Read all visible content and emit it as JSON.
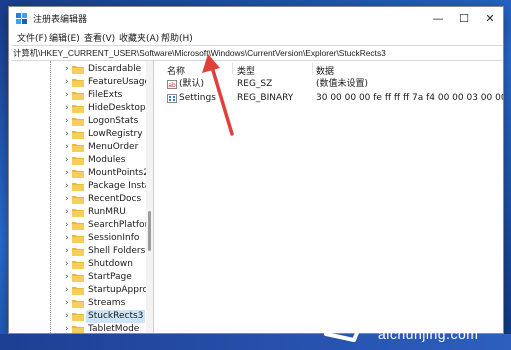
{
  "window": {
    "title": "注册表编辑器",
    "controls": {
      "minimize": "—",
      "maximize": "☐",
      "close": "✕"
    }
  },
  "menu": [
    "文件(F)",
    "编辑(E)",
    "查看(V)",
    "收藏夹(A)",
    "帮助(H)"
  ],
  "address": "计算机\\HKEY_CURRENT_USER\\Software\\Microsoft\\Windows\\CurrentVersion\\Explorer\\StuckRects3",
  "tree": {
    "items": [
      {
        "label": "Discardable",
        "selected": false
      },
      {
        "label": "FeatureUsage",
        "selected": false
      },
      {
        "label": "FileExts",
        "selected": false
      },
      {
        "label": "HideDesktopIcc",
        "selected": false
      },
      {
        "label": "LogonStats",
        "selected": false
      },
      {
        "label": "LowRegistry",
        "selected": false
      },
      {
        "label": "MenuOrder",
        "selected": false
      },
      {
        "label": "Modules",
        "selected": false
      },
      {
        "label": "MountPoints2",
        "selected": false
      },
      {
        "label": "Package Installa",
        "selected": false
      },
      {
        "label": "RecentDocs",
        "selected": false
      },
      {
        "label": "RunMRU",
        "selected": false
      },
      {
        "label": "SearchPlatform",
        "selected": false
      },
      {
        "label": "SessionInfo",
        "selected": false
      },
      {
        "label": "Shell Folders",
        "selected": false
      },
      {
        "label": "Shutdown",
        "selected": false
      },
      {
        "label": "StartPage",
        "selected": false
      },
      {
        "label": "StartupApprove",
        "selected": false
      },
      {
        "label": "Streams",
        "selected": false
      },
      {
        "label": "StuckRects3",
        "selected": true
      },
      {
        "label": "TabletMode",
        "selected": false
      }
    ]
  },
  "values": {
    "headers": {
      "name": "名称",
      "type": "类型",
      "data": "数据"
    },
    "rows": [
      {
        "name": "(默认)",
        "type": "REG_SZ",
        "data": "(数值未设置)",
        "icon": "string-value-icon"
      },
      {
        "name": "Settings",
        "type": "REG_BINARY",
        "data": "30 00 00 00 fe ff ff ff 7a f4 00 00 03 00 00 00 ...",
        "icon": "binary-value-icon"
      }
    ]
  },
  "watermark": {
    "line1": "爱纯净",
    "line2": "aichunjing.com"
  },
  "colors": {
    "selection": "#cce4f7",
    "folder": "#e8b93a",
    "arrow": "#e0403a",
    "accent": "#0078d4"
  }
}
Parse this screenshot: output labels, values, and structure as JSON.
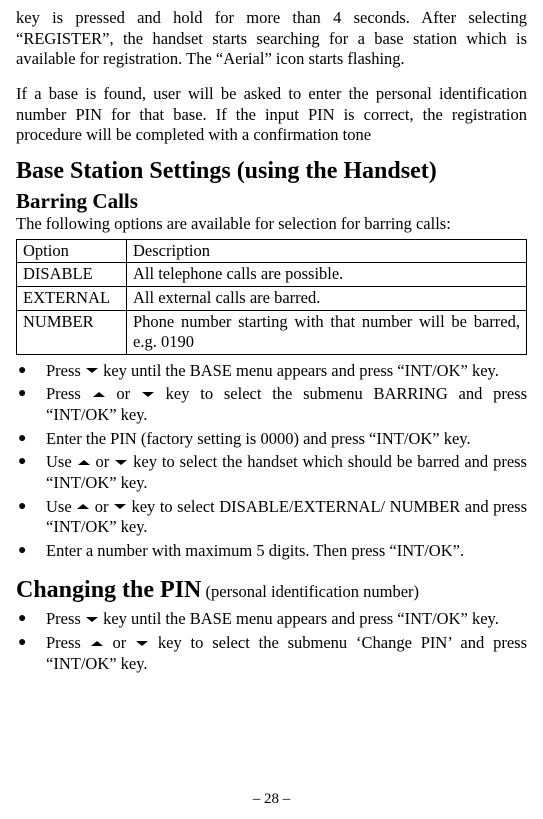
{
  "intro": {
    "p1": "key is pressed and hold for more than 4 seconds.   After selecting “REGISTER”, the handset starts searching for a base station which is available for registration. The “Aerial” icon starts flashing.",
    "p2": "If a base is found, user will be asked to enter the personal identification number PIN for that base. If the input PIN is correct, the registration procedure will be completed with a confirmation tone"
  },
  "h1": "Base Station Settings (using the Handset)",
  "barring": {
    "title": "Barring Calls",
    "lead": "The following options are available for selection for barring calls:",
    "table": {
      "header": {
        "c1": "Option",
        "c2": "Description"
      },
      "rows": [
        {
          "c1": "DISABLE",
          "c2": "All telephone calls are possible."
        },
        {
          "c1": "EXTERNAL",
          "c2": "All external calls are barred."
        },
        {
          "c1": "NUMBER",
          "c2": "Phone number starting with that number will be barred, e.g. 0190"
        }
      ]
    },
    "steps": [
      {
        "pre": "Press ",
        "sym": "down",
        "post": " key until the BASE menu appears and press “INT/OK” key."
      },
      {
        "pre": "Press ",
        "sym": "updown",
        "post": " key to select the submenu BARRING and press “INT/OK” key."
      },
      {
        "plain": "Enter the PIN (factory setting is 0000) and press “INT/OK” key."
      },
      {
        "pre": "Use ",
        "sym": "updown",
        "post": " key to select the handset which should be barred and press “INT/OK” key."
      },
      {
        "pre": "Use ",
        "sym": "updown",
        "post": " key to select DISABLE/EXTERNAL/ NUMBER and press “INT/OK” key."
      },
      {
        "plain": "Enter a number with maximum 5 digits. Then press “INT/OK”."
      }
    ]
  },
  "changing": {
    "title": "Changing the PIN",
    "suffix": " (personal identification number)",
    "steps": [
      {
        "pre": "Press ",
        "sym": "down",
        "post": " key until the BASE menu appears and press “INT/OK” key."
      },
      {
        "pre": "Press ",
        "sym": "updown",
        "post": " key to select the submenu ‘Change PIN’ and press “INT/OK” key."
      }
    ]
  },
  "or": " or ",
  "footer": "– 28 –"
}
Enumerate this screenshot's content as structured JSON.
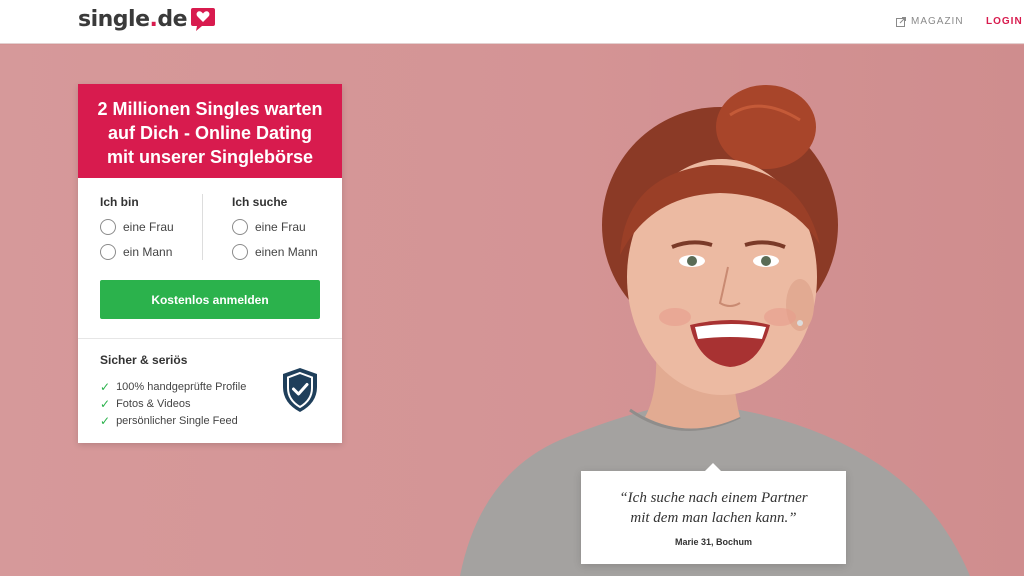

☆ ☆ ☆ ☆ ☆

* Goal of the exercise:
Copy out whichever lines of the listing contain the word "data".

* Answer for the task:
      "data": "数据"
        "data": "(数值未设置)",
        "data": "30 00 00 00 fe ff ff ff 7a f4 00 00 03 00 00 00 ...",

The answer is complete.